"CONTROLLED DRUGS, WITH their potential for abuse and diversion, can pose public health risks that are different from—and more problematic than—those of uncontrolled drugs when they are overpromoted and highly prescribed. An in-depth analysis of the promotion and marketing of OxyContin (Purdue Pharma, Stamford, CT), a sustained-release oxycodone preparation, illustrates some of the key issues. When Purdue Pharma introduced OxyContin in 1996, it was aggressively marketed and highly promoted. Sales grew from $48 million in 1996 to almost $1.1 billion in 2000.1 The high availability of OxyContin correlated with increased abuse, diversion, and addiction, and by 2004 OxyContin had become a leading drug of abuse in the United States.2

Under current regulations, the Food and Drug Administration (FDA) is limited in its oversight of the marketing and promotion of controlled drugs. However, fundamental changes in the promotion and marketing of controlled drugs by the pharmaceutical industry, and an enhanced capacity of the FDA to regulate and monitor such promotion, can positively affect public health.

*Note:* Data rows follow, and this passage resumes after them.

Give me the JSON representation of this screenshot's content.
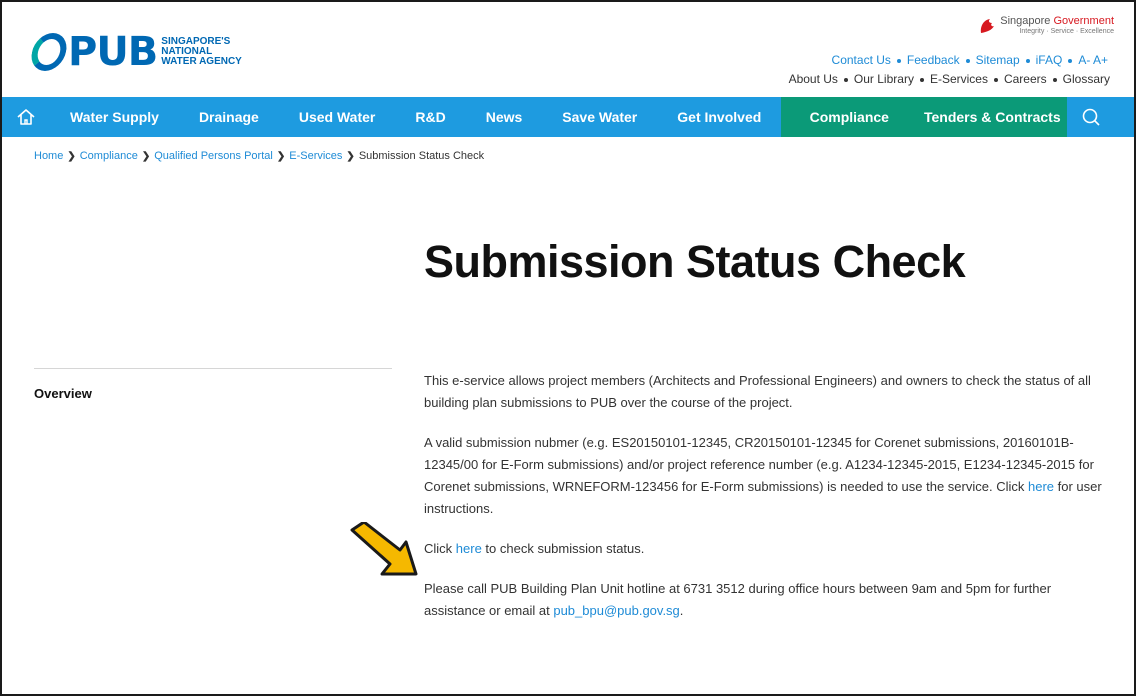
{
  "header": {
    "logo": {
      "word": "PUB",
      "sub_lines": [
        "SINGAPORE'S",
        "NATIONAL",
        "WATER AGENCY"
      ]
    },
    "sg_gov": {
      "title_part1": "Singapore ",
      "title_part2": "Government",
      "motto": "Integrity · Service · Excellence"
    },
    "top_links": [
      "Contact Us",
      "Feedback",
      "Sitemap",
      "iFAQ",
      "A- A+"
    ],
    "main_links": [
      "About Us",
      "Our Library",
      "E-Services",
      "Careers",
      "Glossary"
    ]
  },
  "nav": {
    "items": [
      "Water Supply",
      "Drainage",
      "Used Water",
      "R&D",
      "News",
      "Save Water",
      "Get Involved"
    ],
    "compliance": "Compliance",
    "tenders": "Tenders & Contracts"
  },
  "breadcrumb": {
    "items": [
      "Home",
      "Compliance",
      "Qualified Persons Portal",
      "E-Services"
    ],
    "current": "Submission Status Check"
  },
  "page": {
    "title": "Submission Status Check",
    "sidebar_label": "Overview",
    "para1": "This e-service allows project members (Architects and Professional Engineers) and owners to check the status of all building plan submissions to PUB over the course of the project.",
    "para2_text": "A valid submission nubmer (e.g. ES20150101-12345, CR20150101-12345 for Corenet submissions, 20160101B-12345/00 for E-Form submissions) and/or project reference number (e.g. A1234-12345-2015, E1234-12345-2015 for Corenet submissions, WRNEFORM-123456 for E-Form submissions) is needed to use the service. Click ",
    "para2_link": "here",
    "para2_after": " for user instructions.",
    "para3_before": "Click ",
    "para3_link": "here",
    "para3_after": " to check submission status.",
    "para4_text": "Please call PUB Building Plan Unit hotline at 6731 3512 during office hours between 9am and 5pm for further assistance or email at ",
    "para4_link": "pub_bpu@pub.gov.sg",
    "para4_after": "."
  },
  "colors": {
    "nav_blue": "#1e9be0",
    "nav_green": "#0b9a78",
    "link": "#1e8bd6",
    "arrow_fill": "#f5b800"
  }
}
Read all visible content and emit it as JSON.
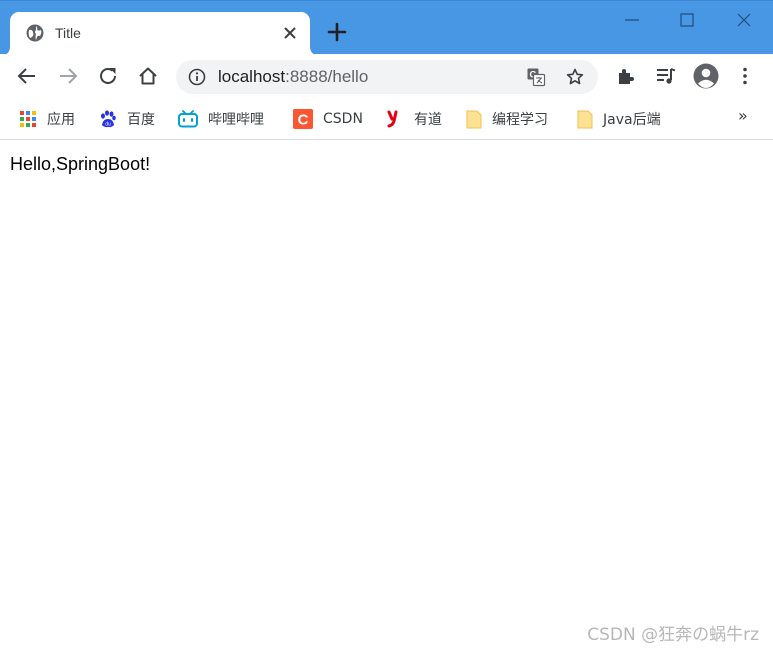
{
  "tab": {
    "title": "Title"
  },
  "omnibox": {
    "host": "localhost",
    "path": ":8888/hello"
  },
  "bookmarks": [
    {
      "label": "应用",
      "icon": "apps-grid-icon"
    },
    {
      "label": "百度",
      "icon": "baidu-icon"
    },
    {
      "label": "哔哩哔哩",
      "icon": "bilibili-icon"
    },
    {
      "label": "CSDN",
      "icon": "csdn-icon"
    },
    {
      "label": "有道",
      "icon": "youdao-icon"
    },
    {
      "label": "编程学习",
      "icon": "folder-icon"
    },
    {
      "label": "Java后端",
      "icon": "folder-icon"
    }
  ],
  "bookmarks_more": "»",
  "page": {
    "text": "Hello,SpringBoot!"
  },
  "watermark": "CSDN @狂奔の蜗牛rz",
  "colors": {
    "titlebar": "#4797e4",
    "omnibox_bg": "#f1f3f4"
  }
}
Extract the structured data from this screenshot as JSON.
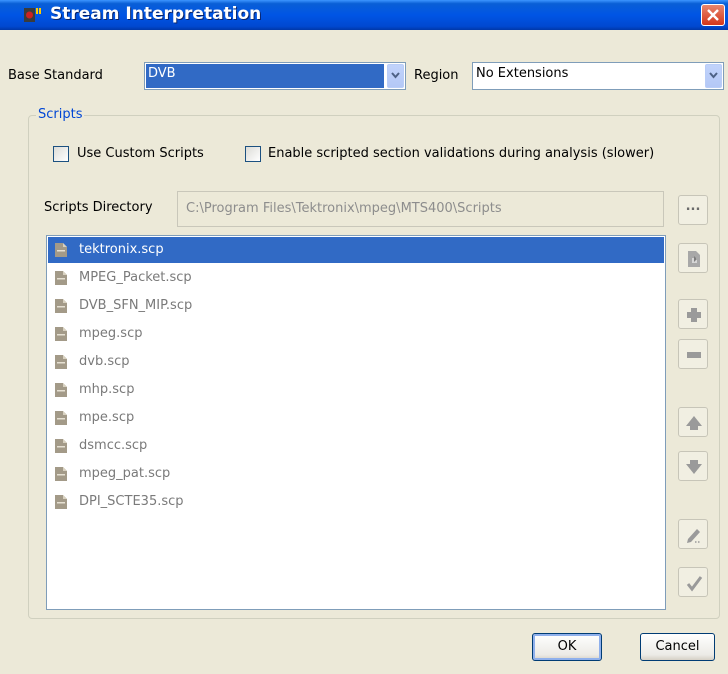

OxyContin's commercial success did not depend on the merits of the drug compared with other available opioid preparations. The Medical Letter on Drugs and Therapeutics concluded in 2001 that oxycodone offered no advantage over appropriate doses of other potent opioids.3 Randomized double-blind studies comparing OxyContin given every 12 hours with immediate-release oxycodone given 4 times daily showed comparable efficacy and safety for use with chronic back pain4 and cancer-related pain.5,6 Randomized double-blind studies that compared OxyContin with controlled-release morphine for cancer-related pain also found comparable efficacy and safety.79 The FDA's medical review officer, in evaluating the efficacy of OxyContin in Purdue's 1995 new drug application, concluded that OxyContin had not been shown to have a significant advantage over conventional, immediate-release oxycodone taken 4 times daily other than a reduction in frequency of dosing.10 In a review of the medical literature, Chou et al. made similar conclusions.11

The promotion and marketing of OxyContin occurred during a recent trend in the liberalization of the use of opioids in the treatment of pain, particularly for chronic non–cancer-related pain. Purdue pursued an “aggressive” campaign to promote the use of opioids in general and OxyContin in particular.1,1217 In 2001 alone, the company spent $200 million18 in an array of approaches to market and promote OxyContin."